The English reformers live in Leyden for over a decade. Around this time, some senior congregants begin to plan for a long-term colony in another part of the world. Bradford will now discuss the congregants’ reasons for proposing such a colony.
Bradford walks readers through the process of choosing to migrate to America, as opposed to some other European country.
First, English reformers recognize that few other people will join them in their new Dutch home, since moving to a new country is difficult. Second, they recognize that, due to the hardships of Leyden life, congregants are dying early. Recognizing that wise men should preserve their health and prepare for adversity, they plan to move to a place where they might live better lives. Third, the English recognize that they have a duty to take care of their children. In Holland, where there are many corrupting influences, it’s difficult to raise good Christians. Finally, the English want to spread their faith around the world. For all of these reasons, they support colonizing America.
According to Bradford, the decision to leave Holland was motivated by a desire to practice Christianity to the best of the reformers’ abilities. Notice that Bradford speaks of the “English reformers” as if they’re one monolithic group. Many European historians have suggested that, in fact, it was Bradford and other more elite reformers who pushed the group to leave Holland, while most of the congregation wanted to stay in their new home.

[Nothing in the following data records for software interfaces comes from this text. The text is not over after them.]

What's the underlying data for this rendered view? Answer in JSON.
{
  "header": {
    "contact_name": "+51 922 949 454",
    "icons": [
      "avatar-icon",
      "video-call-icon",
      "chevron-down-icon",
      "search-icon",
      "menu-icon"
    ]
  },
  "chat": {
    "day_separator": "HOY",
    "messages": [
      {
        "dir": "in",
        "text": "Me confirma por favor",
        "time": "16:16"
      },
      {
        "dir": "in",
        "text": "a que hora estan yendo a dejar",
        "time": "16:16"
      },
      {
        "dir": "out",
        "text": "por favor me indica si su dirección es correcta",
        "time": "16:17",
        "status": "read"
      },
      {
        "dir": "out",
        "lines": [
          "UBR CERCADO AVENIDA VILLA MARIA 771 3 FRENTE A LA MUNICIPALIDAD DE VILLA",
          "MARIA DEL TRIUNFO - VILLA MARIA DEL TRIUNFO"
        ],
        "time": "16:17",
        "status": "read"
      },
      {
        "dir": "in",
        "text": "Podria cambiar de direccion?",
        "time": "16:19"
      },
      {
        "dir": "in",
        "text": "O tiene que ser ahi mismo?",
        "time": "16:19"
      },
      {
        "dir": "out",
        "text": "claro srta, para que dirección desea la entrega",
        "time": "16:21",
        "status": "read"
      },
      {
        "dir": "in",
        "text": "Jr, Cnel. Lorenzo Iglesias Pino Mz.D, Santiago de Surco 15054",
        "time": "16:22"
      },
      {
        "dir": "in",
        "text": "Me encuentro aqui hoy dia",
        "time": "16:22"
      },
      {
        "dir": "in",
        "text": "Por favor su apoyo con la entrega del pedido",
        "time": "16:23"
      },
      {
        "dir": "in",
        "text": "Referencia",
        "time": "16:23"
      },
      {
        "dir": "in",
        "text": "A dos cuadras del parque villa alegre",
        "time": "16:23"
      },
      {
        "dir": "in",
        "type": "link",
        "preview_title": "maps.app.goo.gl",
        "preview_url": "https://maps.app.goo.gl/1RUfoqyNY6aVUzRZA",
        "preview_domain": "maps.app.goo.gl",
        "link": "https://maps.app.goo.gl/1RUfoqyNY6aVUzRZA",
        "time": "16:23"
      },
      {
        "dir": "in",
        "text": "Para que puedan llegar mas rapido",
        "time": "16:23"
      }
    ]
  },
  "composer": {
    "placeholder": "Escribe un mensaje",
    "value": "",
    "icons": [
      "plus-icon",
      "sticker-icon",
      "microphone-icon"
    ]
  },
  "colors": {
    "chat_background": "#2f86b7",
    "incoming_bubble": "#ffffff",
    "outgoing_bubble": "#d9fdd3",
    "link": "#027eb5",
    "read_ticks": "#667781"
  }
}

At the time, America is seen as a fruitful place to live. Some reformers are reluctant to sail so far away, especially since some of them are likely to die on the voyage. Others argue that it will be costly to sail to America. However, reform leaders successfully argue that they’ll triumph with the help of God and that even if some of them die on the voyage over, they’ll die satisfied at having made such a journey. In the end, the reformers decide to sail to America.
The reformers’ religious passion inspires them to travel across the ocean to find a new home: they accept that, even if they die, they’ll have died for the sake of their religious beliefs—or at least that’s what their leaders want them to accept, and what Bradford wants his readers to believe.